The Malee answered, "Chh, Chh! There is no mate of this cobra," but his tone was not confident.

"Go," cried Beharilal—"go quickly and call Nagoo, the snake-charmer. He has knowledge."

"I will go," said the Malee, and set off at a run; but when he got out of the gate he lapsed into a leisurely walk, for why should a man lose his breath without cause? In time he found his way to the little settlement of huts constructed of poles and mats, where Nagoo sat on the ground smoking his "chillum," and told his errand.

"Why should I come?" was Nagoo's reply; "I went to take away that cobra and the Bunia drove me from the garden with abuse. Why does he send for me now?"

"He is a Bunia," said the Malee, as if that summed up the whole matter; but he added, after a pause, "If he sees a burning ground, he shakes like a peepul leaf. The cobra has died by his hand and his liver has become like water. Whatever you ask he will give. You should come,"

Nagoo replied aloud, "I will come," and to himself, "I will give him physic." Then he took up his baskets and his pipe and followed the Malee.

Beharilal proceeded to business with a directness foreign to his habit, looking over his shoulder at intervals lest a snake might be silently approaching. "Good Nagoo," he said, "a great misfortune has happened. The cobra of the shrine has been killed. Has it a mate?"

"How can a cobra not have a mate?" answered Nagoo curtly.

Then Beharilal employed the most insinuating of the many tones of his voice. "Listen, Nagoo. You are a man of skill. Capture that cobra and I will pay you well. I will give you five rupees." Then, observing no response in the wrinkled visage of the charmer, "I will give you ten rupees."

Nagoo would have sold his revenge for a tithe of the wealth thus dangled before him, but he saw no reason to suppose that there was another cobra anywhere in the garden, so he answered with the calm confidence of an expert, "That cannot be done. The serpent will not heed any pipe now. In its mind there is only revenge."
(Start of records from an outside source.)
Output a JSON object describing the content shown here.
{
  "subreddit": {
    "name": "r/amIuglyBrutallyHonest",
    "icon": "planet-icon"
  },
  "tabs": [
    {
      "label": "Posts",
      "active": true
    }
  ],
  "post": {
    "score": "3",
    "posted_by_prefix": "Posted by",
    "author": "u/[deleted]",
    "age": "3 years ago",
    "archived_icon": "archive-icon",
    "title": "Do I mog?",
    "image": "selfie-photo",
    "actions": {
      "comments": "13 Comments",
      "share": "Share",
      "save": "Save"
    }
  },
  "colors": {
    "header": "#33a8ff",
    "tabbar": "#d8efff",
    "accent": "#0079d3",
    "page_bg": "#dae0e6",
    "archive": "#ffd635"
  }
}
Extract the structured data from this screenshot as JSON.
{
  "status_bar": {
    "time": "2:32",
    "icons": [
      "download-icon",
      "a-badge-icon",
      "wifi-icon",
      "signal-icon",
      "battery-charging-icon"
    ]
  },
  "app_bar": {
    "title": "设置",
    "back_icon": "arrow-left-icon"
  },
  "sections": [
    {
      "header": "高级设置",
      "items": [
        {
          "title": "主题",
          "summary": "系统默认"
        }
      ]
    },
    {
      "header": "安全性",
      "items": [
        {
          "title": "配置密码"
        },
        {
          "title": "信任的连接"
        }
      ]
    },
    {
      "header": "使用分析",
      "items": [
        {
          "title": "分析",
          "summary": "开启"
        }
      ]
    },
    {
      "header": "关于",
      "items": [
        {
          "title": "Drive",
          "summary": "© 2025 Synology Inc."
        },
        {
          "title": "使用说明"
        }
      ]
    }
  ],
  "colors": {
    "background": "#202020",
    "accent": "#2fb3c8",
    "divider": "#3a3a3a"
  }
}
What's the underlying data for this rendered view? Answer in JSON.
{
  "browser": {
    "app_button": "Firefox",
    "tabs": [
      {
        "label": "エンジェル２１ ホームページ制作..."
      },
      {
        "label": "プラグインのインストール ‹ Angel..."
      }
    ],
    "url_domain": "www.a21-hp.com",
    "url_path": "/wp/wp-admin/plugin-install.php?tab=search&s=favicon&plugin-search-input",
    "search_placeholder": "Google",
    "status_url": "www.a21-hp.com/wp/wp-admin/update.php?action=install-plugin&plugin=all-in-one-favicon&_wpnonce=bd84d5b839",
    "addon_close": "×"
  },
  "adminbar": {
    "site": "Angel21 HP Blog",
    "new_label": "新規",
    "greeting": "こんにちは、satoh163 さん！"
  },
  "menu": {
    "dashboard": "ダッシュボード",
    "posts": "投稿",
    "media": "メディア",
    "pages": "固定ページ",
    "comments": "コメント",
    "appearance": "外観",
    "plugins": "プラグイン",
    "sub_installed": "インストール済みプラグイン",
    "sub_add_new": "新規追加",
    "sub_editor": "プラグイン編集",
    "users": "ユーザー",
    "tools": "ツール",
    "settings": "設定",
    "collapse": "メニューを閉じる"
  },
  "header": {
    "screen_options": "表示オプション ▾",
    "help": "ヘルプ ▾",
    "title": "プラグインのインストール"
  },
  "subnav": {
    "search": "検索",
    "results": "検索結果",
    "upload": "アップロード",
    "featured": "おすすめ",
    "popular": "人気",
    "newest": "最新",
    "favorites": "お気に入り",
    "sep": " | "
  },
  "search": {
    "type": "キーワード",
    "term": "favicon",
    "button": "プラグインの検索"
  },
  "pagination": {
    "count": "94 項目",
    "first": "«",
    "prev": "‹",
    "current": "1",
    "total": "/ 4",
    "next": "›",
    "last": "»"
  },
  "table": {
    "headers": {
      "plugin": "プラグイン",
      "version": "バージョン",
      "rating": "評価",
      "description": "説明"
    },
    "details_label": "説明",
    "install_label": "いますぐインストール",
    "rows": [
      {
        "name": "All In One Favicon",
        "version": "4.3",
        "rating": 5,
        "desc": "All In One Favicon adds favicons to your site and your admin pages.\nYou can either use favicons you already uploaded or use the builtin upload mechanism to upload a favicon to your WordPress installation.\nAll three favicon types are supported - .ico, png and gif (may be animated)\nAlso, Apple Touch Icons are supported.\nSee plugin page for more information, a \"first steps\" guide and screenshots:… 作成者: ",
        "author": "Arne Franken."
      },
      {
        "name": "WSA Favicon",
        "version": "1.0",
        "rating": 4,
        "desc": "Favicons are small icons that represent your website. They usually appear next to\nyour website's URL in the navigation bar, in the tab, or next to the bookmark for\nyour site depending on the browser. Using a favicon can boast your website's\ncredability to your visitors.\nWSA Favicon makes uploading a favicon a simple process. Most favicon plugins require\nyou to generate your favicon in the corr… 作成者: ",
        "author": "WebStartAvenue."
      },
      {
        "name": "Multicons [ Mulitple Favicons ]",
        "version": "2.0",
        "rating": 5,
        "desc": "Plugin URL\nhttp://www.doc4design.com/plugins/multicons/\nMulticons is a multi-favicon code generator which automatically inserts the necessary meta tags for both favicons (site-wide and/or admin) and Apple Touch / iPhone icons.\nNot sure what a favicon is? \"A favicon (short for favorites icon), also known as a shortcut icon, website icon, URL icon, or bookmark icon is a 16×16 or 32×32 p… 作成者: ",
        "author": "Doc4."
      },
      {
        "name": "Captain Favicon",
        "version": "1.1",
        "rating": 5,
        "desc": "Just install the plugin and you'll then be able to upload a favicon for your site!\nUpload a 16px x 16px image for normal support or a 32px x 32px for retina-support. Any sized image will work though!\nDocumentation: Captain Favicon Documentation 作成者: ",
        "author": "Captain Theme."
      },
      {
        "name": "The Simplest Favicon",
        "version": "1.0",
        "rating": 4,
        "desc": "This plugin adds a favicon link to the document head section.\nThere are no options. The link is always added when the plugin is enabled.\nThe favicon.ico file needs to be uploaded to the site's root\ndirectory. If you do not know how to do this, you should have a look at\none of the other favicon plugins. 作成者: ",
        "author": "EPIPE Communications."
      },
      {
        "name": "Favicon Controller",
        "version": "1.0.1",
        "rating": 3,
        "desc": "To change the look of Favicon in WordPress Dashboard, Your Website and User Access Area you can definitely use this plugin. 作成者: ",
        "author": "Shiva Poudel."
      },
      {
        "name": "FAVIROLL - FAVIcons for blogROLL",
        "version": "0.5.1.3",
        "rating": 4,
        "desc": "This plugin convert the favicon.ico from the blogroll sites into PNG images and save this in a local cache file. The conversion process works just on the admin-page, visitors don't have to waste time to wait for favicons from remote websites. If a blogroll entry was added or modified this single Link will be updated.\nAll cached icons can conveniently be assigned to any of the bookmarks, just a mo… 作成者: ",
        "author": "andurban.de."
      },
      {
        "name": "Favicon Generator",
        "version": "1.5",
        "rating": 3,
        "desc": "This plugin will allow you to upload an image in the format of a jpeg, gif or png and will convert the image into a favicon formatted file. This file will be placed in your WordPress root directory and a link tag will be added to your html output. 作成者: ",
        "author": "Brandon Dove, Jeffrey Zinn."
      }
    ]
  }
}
"Then what will it do?" said the trembling Bunia.

"If its mate died by the hand of a man, it will follow that man until it has accomplished its purpose."

"But how will it know," asked Beharilal, "by whose hand its mate died?"

Nagoo replied with pious simplicity, "How can I tell by what means it knows? God informs it."

"But," pleaded Beharilal, "is there no escape?—if a man goes away by the railway or by water?"

Nagoo pondered for a moment and said, "If a man crossed the sea, the serpent would be baulked. If he goes by railway it will not leave him. Let him go to Madras, it will find him."

With a faltering hand the Bunia put some rupees, uncounted, into the charmer's skinny palm, saying, "Go, make incantations. Do something. There is great knowledge of mysteries with you"; and he hurried back into the house.

His arrangements were very soon made. His account books, with a bundle of bonds and hoondies and cash and his son, were put into a small cart drawn by a pair of fast trotting bullocks, into which he himself climbed, after looking under the cushion to see that there was no evil beast lurking there, and got away in haste while the sun was yet hot. The rest of the family followed with the household property, and in a few days the house was empty and only the Malee remained in charge. Many years have passed and the house is empty still, and the Malee, grown grey and frail, is still in charge. He gets no wages, but he sells the jasmine flowers and the mangoes and guavas, and he grows chillies and brinjals, and so fills the stomachs of himself and his little grandson and is contented. If you ask him where the Seth has gone, he replies, "Who knows?" His debt has gone with his creditor, "gone glimmering through the dream of things that were," and he has no desire to recall them.

A civil or military officer from the station, taking a solitary walk, sometimes finds himself at the Cobra Bungalow, and turns in to wander among its old trees and unswept paths, obstructed by overgrown and untended shrubs, and wonders how it got its name. Then he pauses at the whitewashed shrine and notes that the god-stone has been freshly painted red and that chaplets of faded flowers lie before it. But the old Malee approaches with a meek salaam and a posy of jasmine and marigolds and warns him that there is a cobra in the shrine.